29 January 2010
One of the longest-running and most complicated disputes in the technology sector has finally come to an end, with the Technology and Construction Court finding EDS guilty of fraudulent misrepresentation.
BSkyB expects that EDS will be ordered to pay them damages, of around £200 million. The precise figure will not be known until after various issues on quantum have been determined, and legal costs running into the millions of pounds will need to be dealt with too.
The dispute arose out of a contract agreed in 2000 under which Electronic Data Systems (EDS), now owned by HP, were appointed to build a new Customer Relationship Management system. The deal was worth approximately £48 million. However, as the judge said "The relationship was not a success". Delays and cost overruns plagued the project which was finally completed in March 2006, rather than the intended date of March 2002 at, BSkyB contended, a cost of around £265 million. Unsurprisingly, BSkyB blamed EDS and issued proceedings against them.
BSkyB claimed that EDS had made a number of misrepresentations, they had misdescribed the CRM system as "proven leading-edge technology", overstated their capabilities in terms of resources and implementation methodologies, and understated the cost and time required to implement the system. The case lasted for 109 days over a ten month period and involved thousands of documents, many witnesses and expert evidence.
Legal argument covered the alleged misrepresentations, construction of the entire agreement and exclusion clauses, causation, mitigation and damages. On any analysis, this was a complex case. Overall, it can best be described as a mixed result in that Mr Justice Ramsay did find that EDS had made certain fraudulent misrepresentations and one negligent misrepresentation but did not find that they were liable to BSkyB for any of the other representations.

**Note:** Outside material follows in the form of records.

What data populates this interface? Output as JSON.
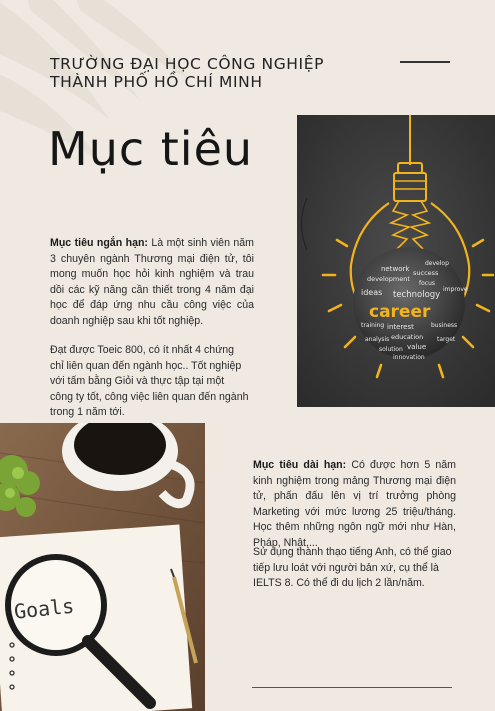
{
  "header": {
    "university_line1": "TRƯỜNG ĐẠI HỌC CÔNG NGHIỆP",
    "university_line2": "THÀNH PHỐ HỒ CHÍ MINH"
  },
  "title": "Mục tiêu",
  "short_term": {
    "label": "Mục tiêu ngắn hạn:",
    "text": " Là một sinh viên năm 3 chuyên ngành Thương mại điện tử, tôi mong muốn học hỏi kinh nghiệm và trau dồi các kỹ năng cần thiết trong 4 năm đại học để đáp ứng nhu cầu công việc của doanh nghiệp sau khi tốt nghiệp.",
    "text2": "Đạt được Toeic 800, có ít nhất 4 chứng chỉ liên quan đến ngành học.. Tốt nghiệp với tấm bằng Giỏi và thực tập tại một công ty tốt, công việc liên quan đến ngành trong 1 năm tới."
  },
  "long_term": {
    "label": "Mục tiêu dài hạn:",
    "text": "  Có được hơn 5 năm kinh nghiệm trong mảng Thương mại điện tử, phấn đấu lên vị trí trưởng phòng Marketing với mức lương 25 triệu/tháng. Học thêm những ngôn ngữ mới như Hàn, Pháp, Nhật,...",
    "text2": "Sử dụng thành thạo tiếng Anh, có thể giao tiếp lưu loát với người bản xứ, cụ thể là IELTS 8. Có thể đi du lịch 2 lần/năm."
  },
  "bulb_image": {
    "main_word": "career",
    "word_cloud": [
      "network",
      "develop",
      "success",
      "development",
      "focus",
      "improve",
      "ideas",
      "technology",
      "interest",
      "business",
      "training",
      "education",
      "analysis",
      "value",
      "solution",
      "target",
      "innovation"
    ]
  },
  "desk_image": {
    "note_word": "Goals"
  },
  "colors": {
    "background": "#efe9e2",
    "bulb_yellow": "#f2b31b",
    "chalkboard": "#3b3b3b"
  }
}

A spokesperson for HP has said that HP will be seeking permission to appeal. In the meantime it will be interesting to see if sales people pitching for business are more careful about what they say and how they represent their company and its products.